Funded in part by the National Institutes of Health, with researchers from the U.S., Britain, China, Germany and Canada, the 1000 Genomes Project is trying to catalog variants in the human genome occurring at least in 1 out of 50 people, in an effort to identify common and rare genomic variations. So far the project has mapped the genomes of 1,092 people from 14 populations in Europe, East Asia, sub-Saharan Africa and the Americas.
The findings, published in the October 31 issue of Nature, “provide deeper insights about the presence and pattern of variants in different people's genomes, which is critical information for studying the genomic basis of human disease,” said Eric Green, MD, director of the U.S. National Human Genomic Research Institute.
The project has produced an integrated haplotype map, highlighting parts of the genome often associated with disease susceptibility, drug response and reaction to environmental factors. Researchers identified 38 million single-nucleotide polymorphisms, DNA sequences accounting for most population variations, and mapped varying linear structures in indentifying 1.4 million small DNA base deletions or insertions and 14,000 large DNA base deletions.
All of this in an open source, cloud-based database should expand opportunities for current research and treatment and could help with the commercialization of individual genomic analysis.
There’s something of a bio-tech race right now to offer individual genome sequencing for $1,000. Currently a California-based company, Complete Genomics, can do it for around $5,000.
The goal is to genetically-tailor pharmaceuticals for individuals and people with similar genes. Of the dozens of treatments available for a particular cancer, some treatments work for some people and don’t for others. In trying to understand genetically how certain people respond to certain treatments, one limitation for researchers has been a lack of large genomic databases, for comparing individuals to broader populations.
The 1,000 Genomes Project cost $120 million and has plans to eventually study 2,500 people from 26 populations. The project recently made its datasets available via the cloud with Amazon Web Services, with the hope that researchers will use the databases for their own work and find new innovations.

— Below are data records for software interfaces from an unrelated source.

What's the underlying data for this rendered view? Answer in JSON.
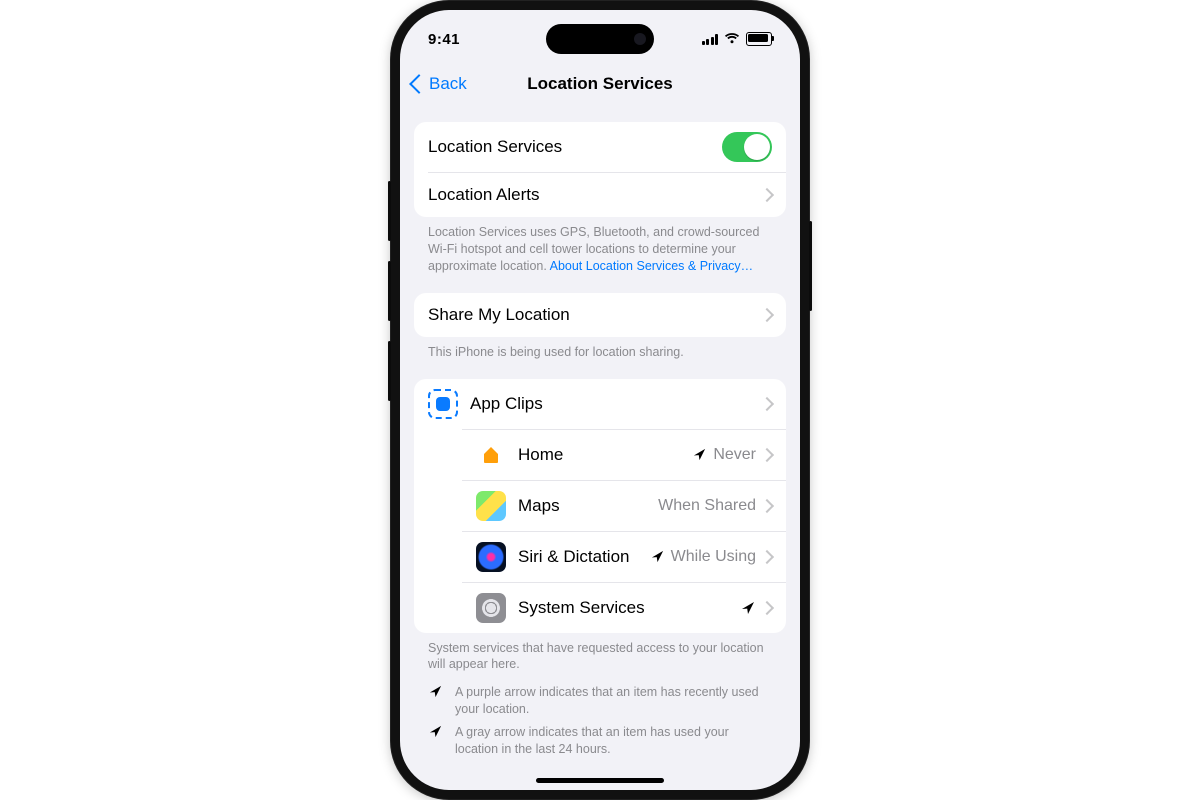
{
  "status": {
    "time": "9:41"
  },
  "nav": {
    "back": "Back",
    "title": "Location Services"
  },
  "group1": {
    "locServices": "Location Services",
    "locAlerts": "Location Alerts"
  },
  "foot1": {
    "text": "Location Services uses GPS, Bluetooth, and crowd-sourced Wi-Fi hotspot and cell tower locations to determine your approximate location. ",
    "link": "About Location Services & Privacy…"
  },
  "group2": {
    "share": "Share My Location"
  },
  "foot2": "This iPhone is being used for location sharing.",
  "apps": [
    {
      "name": "App Clips",
      "detail": "",
      "indicator": ""
    },
    {
      "name": "Home",
      "detail": "Never",
      "indicator": "gray-outline"
    },
    {
      "name": "Maps",
      "detail": "When Shared",
      "indicator": ""
    },
    {
      "name": "Siri & Dictation",
      "detail": "While Using",
      "indicator": "gray-outline"
    },
    {
      "name": "System Services",
      "detail": "",
      "indicator": "purple"
    }
  ],
  "foot3": "System services that have requested access to your location will appear here.",
  "legend": {
    "purple": "A purple arrow indicates that an item has recently used your location.",
    "gray": "A gray arrow indicates that an item has used your location in the last 24 hours."
  }
}
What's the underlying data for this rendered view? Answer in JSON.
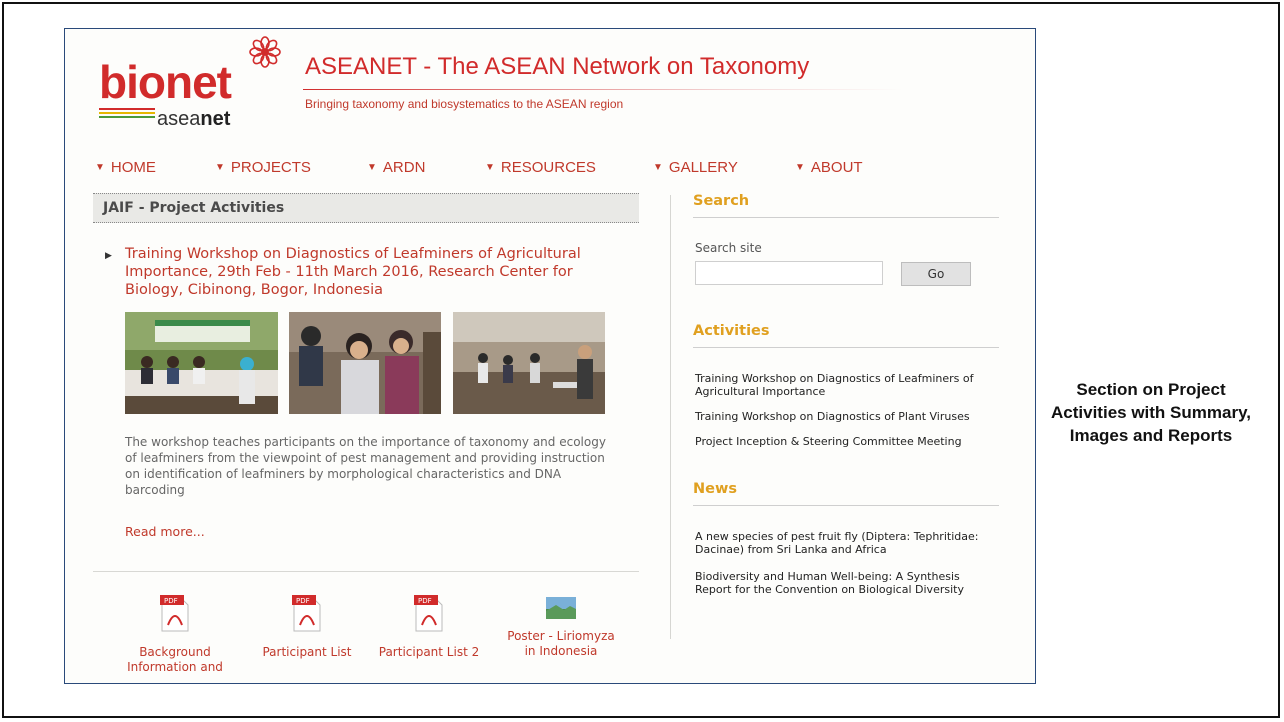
{
  "site": {
    "logo_main": "bionet",
    "logo_sub_light": "asea",
    "logo_sub_bold": "net",
    "title": "ASEANET - The ASEAN Network on Taxonomy",
    "tagline": "Bringing taxonomy and biosystematics to the ASEAN region"
  },
  "nav": {
    "items": [
      "HOME",
      "PROJECTS",
      "ARDN",
      "RESOURCES",
      "GALLERY",
      "ABOUT"
    ]
  },
  "main": {
    "section_heading": "JAIF - Project Activities",
    "article_title": "Training Workshop on Diagnostics of Leafminers of Agricultural Importance, 29th Feb - 11th March 2016, Research Center for Biology, Cibinong, Bogor, Indonesia",
    "summary": "The workshop teaches participants on the importance of taxonomy and ecology of leafminers from the viewpoint of pest management and providing instruction on identification of leafminers by morphological characteristics and DNA barcoding",
    "read_more": "Read more...",
    "attachments": [
      {
        "label": "Background Information and",
        "icon": "pdf-icon"
      },
      {
        "label": "Participant List",
        "icon": "pdf-icon"
      },
      {
        "label": "Participant List 2",
        "icon": "pdf-icon"
      },
      {
        "label": "Poster - Liriomyza in Indonesia",
        "icon": "image-icon"
      }
    ]
  },
  "sidebar": {
    "search_heading": "Search",
    "search_label": "Search site",
    "search_value": "",
    "go_label": "Go",
    "activities_heading": "Activities",
    "activities": [
      "Training Workshop on Diagnostics of Leafminers of Agricultural Importance",
      "Training Workshop on Diagnostics of Plant Viruses",
      "Project Inception & Steering Committee Meeting"
    ],
    "news_heading": "News",
    "news": [
      "A new species of pest fruit fly (Diptera: Tephritidae: Dacinae) from Sri Lanka and Africa",
      "Biodiversity and Human Well-being: A Synthesis Report for the Convention on Biological Diversity"
    ]
  },
  "caption": "Section on Project Activities with Summary, Images and Reports",
  "colors": {
    "brand_red": "#c0392b",
    "accent_gold": "#e0a020",
    "frame_blue": "#2a4a7a"
  }
}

Aside from medical research, the datasets are also helping trace the evolution of genomic variations across the globe. "I view this project as a Lewis and Clark expedition to the interior of the human genome," Stephen Sherry, chief of reference collections at the National Center for Biotechnology Information’s Information Engineering Branch, said. "We knew the outlines and contours (of the genome). Now, we’re trying to document all the fine details such as the rivers and tributaries."